Frorn their boudoirs the older queens tell oi the voguing scene over the years, while younger boys talk about their lives and explain their hopes tor the iuture. These are people who are doubly ghettoised and long to be able to parade themselves in the sun instead oi inside some sombre llarlem hall. People who daren’t leave their homes because oi harrassment, or who walk the streets at night looking ior clients. With a pulsating disco soundtrack this is the sort oi celebratory documentary which leaves you smiling but your heart a little sadder. (Thom Oibdln)

Paris is Burning (15) (Jennie Livingston, OS, 1990) Paris Oupree, Dorian Corey, the Xtravaganza crew, et al. 78 mins. Mon 19-Wed 21 , Glasgow OFT; Thurs 15-Sat 17, Edinburgh Filmhouse.



1860s Madrid is a turbulent place. as monarchists and liberals clash over the political future of the decadent Queen lsabella. Striding sublimer through the chaos. however. is one Don Jaime de Astarloa (Antonutti). whose ascetic dedication to the art of honourable swordplay enables him to rise above the conflict. But when the

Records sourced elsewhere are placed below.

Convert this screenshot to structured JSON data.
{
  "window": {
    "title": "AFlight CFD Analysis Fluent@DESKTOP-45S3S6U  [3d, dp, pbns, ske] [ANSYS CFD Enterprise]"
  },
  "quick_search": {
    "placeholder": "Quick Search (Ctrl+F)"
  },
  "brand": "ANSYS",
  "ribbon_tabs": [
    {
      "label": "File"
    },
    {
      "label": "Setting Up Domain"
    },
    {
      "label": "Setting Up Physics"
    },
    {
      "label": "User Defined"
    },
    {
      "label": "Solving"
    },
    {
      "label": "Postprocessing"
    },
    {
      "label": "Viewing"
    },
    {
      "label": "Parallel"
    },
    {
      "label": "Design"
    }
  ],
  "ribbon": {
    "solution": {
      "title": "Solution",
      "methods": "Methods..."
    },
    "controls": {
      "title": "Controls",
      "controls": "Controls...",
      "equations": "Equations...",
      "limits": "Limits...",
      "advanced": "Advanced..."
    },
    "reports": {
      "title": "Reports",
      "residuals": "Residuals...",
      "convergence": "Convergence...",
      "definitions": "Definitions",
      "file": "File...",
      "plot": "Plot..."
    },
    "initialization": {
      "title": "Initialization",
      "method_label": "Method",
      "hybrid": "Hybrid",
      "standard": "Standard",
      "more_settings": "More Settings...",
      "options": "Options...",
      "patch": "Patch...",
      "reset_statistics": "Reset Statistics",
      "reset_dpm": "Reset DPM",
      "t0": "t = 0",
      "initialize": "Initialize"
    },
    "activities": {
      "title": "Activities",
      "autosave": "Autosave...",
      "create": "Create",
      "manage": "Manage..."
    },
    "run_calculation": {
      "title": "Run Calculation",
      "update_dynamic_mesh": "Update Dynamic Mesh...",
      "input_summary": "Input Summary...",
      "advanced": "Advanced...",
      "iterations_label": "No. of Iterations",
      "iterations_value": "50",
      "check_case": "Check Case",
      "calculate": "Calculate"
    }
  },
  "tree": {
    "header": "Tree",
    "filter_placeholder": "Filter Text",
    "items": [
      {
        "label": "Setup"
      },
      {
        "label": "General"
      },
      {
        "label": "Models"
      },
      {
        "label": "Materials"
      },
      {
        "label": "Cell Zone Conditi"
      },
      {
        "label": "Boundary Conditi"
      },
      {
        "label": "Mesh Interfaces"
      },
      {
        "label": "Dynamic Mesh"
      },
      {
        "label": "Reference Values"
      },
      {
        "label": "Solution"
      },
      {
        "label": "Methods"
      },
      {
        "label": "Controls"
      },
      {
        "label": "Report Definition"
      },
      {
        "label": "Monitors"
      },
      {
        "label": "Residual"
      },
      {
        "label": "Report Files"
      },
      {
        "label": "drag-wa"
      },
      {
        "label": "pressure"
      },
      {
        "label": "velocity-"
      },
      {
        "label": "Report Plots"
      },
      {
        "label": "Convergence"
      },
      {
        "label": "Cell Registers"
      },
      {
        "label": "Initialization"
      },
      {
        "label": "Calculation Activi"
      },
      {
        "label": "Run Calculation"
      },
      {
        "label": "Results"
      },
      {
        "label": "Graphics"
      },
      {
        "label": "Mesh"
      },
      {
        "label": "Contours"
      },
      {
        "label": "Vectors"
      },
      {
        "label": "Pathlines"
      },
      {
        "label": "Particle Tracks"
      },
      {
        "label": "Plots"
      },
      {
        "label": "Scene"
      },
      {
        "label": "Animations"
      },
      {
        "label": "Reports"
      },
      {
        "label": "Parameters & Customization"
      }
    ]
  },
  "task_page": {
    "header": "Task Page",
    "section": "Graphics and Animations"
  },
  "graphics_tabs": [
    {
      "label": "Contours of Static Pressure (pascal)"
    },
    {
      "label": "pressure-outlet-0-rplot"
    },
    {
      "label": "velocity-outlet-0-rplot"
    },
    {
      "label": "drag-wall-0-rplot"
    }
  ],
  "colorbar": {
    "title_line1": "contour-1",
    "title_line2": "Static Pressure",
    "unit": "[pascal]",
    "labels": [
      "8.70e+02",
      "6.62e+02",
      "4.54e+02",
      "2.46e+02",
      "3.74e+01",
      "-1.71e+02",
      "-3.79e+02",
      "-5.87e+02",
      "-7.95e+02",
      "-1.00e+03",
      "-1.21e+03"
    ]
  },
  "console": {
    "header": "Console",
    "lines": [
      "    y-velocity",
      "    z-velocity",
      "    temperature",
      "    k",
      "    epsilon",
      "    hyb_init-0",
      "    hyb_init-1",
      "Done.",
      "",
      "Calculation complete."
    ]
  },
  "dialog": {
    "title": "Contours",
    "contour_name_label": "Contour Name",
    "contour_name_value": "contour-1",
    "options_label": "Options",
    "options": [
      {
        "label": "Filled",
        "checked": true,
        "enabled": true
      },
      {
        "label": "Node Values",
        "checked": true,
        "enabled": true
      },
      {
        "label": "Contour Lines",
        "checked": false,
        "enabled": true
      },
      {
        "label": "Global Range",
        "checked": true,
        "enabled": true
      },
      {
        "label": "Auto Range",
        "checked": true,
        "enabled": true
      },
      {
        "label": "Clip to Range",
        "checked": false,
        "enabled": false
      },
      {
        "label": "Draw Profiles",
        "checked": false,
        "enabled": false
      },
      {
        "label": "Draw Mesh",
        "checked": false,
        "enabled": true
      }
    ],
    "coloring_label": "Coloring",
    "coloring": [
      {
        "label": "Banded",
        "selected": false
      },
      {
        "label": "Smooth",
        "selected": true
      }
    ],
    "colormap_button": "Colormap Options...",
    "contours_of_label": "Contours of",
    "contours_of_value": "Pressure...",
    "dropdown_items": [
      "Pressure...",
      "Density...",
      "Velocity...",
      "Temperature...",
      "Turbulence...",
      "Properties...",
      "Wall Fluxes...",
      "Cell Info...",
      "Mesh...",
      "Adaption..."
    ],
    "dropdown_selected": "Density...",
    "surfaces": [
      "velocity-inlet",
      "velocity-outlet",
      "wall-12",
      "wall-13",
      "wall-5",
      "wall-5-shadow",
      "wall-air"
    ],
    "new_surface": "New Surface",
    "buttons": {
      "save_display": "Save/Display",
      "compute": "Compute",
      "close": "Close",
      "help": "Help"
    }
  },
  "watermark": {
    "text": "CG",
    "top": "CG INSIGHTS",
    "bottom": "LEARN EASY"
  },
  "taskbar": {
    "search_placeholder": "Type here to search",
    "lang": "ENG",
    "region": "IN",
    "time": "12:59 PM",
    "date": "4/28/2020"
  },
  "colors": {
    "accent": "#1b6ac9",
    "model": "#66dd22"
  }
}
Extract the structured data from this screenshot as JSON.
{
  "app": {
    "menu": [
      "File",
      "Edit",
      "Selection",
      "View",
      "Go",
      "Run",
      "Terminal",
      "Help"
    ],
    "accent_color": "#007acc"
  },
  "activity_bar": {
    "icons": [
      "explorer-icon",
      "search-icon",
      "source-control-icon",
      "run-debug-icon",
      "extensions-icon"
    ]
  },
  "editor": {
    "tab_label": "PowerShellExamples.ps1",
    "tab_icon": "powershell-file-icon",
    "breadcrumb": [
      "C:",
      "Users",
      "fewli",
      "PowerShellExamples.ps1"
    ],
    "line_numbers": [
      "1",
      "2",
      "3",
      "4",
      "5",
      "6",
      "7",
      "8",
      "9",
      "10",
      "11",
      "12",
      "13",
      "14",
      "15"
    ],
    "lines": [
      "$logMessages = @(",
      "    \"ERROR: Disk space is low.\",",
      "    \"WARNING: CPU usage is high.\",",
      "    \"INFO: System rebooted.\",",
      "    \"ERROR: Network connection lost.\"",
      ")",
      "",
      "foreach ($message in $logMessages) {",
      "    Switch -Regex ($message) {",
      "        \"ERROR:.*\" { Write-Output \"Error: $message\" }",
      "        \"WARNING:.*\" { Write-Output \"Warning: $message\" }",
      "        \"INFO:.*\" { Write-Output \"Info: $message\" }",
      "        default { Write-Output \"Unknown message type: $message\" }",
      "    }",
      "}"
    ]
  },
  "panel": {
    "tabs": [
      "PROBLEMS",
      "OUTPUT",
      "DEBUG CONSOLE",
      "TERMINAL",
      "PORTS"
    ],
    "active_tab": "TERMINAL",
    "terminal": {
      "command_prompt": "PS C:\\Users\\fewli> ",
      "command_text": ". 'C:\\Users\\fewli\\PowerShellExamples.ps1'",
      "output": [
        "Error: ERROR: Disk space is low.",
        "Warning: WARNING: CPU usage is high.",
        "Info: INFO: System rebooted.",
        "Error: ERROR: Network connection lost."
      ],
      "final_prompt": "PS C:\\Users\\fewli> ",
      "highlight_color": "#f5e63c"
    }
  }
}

3 sultry Adela (Assumpta

Sema) requests his services as a teacher, his innate chauvinism crumbles as his heartstrings stir slowly into action.

With emotional topography almost identical to Tous Les

Matins Du Monde a

sleekly presented clash ' between dispassionate ' spirituality and heady

emotion The Fencing Master exudes the

restrained tone and elevated concerns of classical European

3 filmmaking. But what

begins as a promising

romantic drama burgeons

into a fully-fledged period political thriller. as Don Jaime finds himself

: enmeshed in assassination

conspiracies and the like.

Director Olea bn'ngs

considerable strength to the construction of the

intimate details of the

melodrama: rather less

. conviction. though. to the wider canvas. Still The

Fencing Master is a

t thoroughly enjoyable . piece of cinema. with : enough bite to make it memorable. Highly

recommended. (Andrew


The Fencing Master (12) t (Pedro Oleo. Spain. 1993) ' Assumpta Sema. Omero

Antonutti. Joaquim de

Almeida. 88 mins. From

Fri 16. Edinburgh: ; Cameo.



iiiiurittir intuit


Another Turtles movie! A prospect as appealing as a pizza slice reheated for the third time. This time. they’re back in 17th century Japan in order to save April. in a straight reptile vs reptile battle in the summer cinemas. those turtles are going to squashed under the dinosaurs' feet. ninja skills or not. Teenage Mutant Ninja Turtles 3 (PG) (Stuart Gillard, US, 1992) Elias Koleas, Paige Tumo, Stuart Wilson. From Fri 23. General Release.

18 The List 16—29 July 1993